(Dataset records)
======
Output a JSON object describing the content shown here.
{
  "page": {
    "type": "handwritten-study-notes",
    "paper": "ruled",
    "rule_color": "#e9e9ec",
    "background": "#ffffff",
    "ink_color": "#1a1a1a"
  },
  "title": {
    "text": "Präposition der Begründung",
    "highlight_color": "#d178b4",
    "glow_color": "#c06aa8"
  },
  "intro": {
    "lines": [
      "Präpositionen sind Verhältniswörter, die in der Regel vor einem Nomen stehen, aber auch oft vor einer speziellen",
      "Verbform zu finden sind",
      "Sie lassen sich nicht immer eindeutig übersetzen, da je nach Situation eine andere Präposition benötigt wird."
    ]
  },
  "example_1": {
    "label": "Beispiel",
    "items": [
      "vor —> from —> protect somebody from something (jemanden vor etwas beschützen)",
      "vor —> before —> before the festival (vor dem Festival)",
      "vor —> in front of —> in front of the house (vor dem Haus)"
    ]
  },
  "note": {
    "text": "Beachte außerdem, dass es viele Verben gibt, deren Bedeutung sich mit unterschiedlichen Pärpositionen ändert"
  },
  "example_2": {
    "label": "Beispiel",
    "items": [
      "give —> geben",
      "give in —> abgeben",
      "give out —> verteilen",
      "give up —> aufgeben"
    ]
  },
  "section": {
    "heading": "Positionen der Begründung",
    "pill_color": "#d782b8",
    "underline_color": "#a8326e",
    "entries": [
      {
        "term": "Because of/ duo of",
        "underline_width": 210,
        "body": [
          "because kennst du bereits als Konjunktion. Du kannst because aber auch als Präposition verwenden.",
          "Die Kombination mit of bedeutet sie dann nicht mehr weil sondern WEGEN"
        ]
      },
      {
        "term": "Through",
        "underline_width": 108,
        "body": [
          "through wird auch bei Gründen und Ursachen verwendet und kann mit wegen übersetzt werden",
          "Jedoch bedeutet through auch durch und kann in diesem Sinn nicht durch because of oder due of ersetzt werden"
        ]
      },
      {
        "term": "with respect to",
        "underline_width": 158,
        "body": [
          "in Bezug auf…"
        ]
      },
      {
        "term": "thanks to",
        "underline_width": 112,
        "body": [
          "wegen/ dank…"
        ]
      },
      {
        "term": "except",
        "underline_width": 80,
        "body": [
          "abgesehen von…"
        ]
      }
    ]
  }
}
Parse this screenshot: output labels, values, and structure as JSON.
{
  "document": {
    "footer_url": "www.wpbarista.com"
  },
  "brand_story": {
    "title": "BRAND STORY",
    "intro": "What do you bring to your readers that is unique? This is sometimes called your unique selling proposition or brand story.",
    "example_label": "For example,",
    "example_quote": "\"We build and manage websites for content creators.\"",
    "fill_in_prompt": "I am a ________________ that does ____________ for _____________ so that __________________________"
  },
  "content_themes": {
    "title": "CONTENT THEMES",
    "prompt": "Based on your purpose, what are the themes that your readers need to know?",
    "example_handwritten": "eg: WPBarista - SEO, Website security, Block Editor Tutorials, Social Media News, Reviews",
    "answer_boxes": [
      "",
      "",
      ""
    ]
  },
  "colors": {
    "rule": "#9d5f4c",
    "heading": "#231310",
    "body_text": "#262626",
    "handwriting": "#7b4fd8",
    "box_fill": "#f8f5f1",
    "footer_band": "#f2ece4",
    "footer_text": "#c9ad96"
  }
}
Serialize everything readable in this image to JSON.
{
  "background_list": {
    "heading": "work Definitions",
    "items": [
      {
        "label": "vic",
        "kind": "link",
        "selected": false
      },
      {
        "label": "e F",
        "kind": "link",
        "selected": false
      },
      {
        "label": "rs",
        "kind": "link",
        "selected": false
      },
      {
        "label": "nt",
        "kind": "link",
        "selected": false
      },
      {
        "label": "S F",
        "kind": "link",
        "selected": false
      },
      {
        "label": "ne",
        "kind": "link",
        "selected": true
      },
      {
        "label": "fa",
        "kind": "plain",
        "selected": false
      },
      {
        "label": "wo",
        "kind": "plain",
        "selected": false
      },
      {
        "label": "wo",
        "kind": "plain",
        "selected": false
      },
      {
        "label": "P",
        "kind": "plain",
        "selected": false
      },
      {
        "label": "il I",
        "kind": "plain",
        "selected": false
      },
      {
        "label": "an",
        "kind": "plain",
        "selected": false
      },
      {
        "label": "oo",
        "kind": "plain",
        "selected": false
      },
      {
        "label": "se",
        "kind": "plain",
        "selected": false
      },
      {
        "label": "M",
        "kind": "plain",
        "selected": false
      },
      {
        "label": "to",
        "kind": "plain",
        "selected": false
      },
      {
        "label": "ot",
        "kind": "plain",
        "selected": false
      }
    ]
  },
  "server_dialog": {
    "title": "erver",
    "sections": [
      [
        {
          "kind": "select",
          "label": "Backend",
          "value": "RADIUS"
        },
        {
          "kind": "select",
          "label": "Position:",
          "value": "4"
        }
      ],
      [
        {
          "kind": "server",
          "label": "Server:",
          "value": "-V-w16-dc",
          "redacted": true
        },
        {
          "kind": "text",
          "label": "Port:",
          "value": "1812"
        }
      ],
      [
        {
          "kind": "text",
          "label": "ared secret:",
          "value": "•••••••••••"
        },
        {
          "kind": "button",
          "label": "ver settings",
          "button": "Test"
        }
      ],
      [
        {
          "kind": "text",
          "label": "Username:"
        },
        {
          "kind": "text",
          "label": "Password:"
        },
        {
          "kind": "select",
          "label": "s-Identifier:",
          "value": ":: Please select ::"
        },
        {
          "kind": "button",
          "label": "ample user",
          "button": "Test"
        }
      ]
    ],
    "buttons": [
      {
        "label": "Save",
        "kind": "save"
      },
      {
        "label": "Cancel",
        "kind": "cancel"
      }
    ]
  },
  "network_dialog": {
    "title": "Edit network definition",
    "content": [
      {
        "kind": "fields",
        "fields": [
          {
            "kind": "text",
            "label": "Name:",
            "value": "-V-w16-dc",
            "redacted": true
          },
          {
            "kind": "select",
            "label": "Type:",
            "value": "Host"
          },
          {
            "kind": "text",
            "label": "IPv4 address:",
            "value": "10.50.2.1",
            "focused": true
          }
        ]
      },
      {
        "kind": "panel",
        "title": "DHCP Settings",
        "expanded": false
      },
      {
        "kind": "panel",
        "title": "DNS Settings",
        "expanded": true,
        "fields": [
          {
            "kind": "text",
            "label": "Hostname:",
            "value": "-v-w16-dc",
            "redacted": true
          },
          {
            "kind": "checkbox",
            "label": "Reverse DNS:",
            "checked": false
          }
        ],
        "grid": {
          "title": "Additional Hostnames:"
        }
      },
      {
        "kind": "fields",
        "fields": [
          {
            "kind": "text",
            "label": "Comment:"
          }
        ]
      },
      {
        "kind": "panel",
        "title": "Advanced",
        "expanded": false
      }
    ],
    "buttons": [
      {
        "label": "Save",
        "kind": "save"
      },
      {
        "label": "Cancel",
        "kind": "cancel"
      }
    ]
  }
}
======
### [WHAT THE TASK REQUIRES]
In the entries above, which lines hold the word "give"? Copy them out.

### [ANSWER TO THIS TASK]
      "give —> geben",
      "give in —> abgeben",
      "give out —> verteilen",
      "give up —> aufgeben"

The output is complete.